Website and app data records
----------------------------------------

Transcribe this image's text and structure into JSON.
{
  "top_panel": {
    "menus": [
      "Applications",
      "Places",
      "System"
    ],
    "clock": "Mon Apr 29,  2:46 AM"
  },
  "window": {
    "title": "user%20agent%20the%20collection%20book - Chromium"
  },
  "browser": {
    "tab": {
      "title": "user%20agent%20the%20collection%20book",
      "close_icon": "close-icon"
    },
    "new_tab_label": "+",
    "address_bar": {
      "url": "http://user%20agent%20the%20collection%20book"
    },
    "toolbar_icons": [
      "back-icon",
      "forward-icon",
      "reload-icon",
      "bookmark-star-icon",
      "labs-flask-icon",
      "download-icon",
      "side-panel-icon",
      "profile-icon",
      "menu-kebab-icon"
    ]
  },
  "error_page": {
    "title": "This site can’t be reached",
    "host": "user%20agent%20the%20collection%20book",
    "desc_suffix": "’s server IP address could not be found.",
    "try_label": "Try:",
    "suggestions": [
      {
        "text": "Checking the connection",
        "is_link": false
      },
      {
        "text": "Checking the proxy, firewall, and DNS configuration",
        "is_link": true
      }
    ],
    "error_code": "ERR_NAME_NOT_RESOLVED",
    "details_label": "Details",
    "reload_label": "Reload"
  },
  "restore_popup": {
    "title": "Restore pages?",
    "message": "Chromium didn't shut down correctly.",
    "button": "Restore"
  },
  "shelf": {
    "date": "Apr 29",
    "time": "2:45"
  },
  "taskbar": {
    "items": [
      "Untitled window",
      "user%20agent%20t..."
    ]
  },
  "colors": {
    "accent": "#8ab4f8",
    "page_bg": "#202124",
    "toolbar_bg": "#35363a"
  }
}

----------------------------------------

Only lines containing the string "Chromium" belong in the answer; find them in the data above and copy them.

### Result of this task
    "title": "user%20agent%20the%20collection%20book - Chromium"
    "message": "Chromium didn't shut down correctly.",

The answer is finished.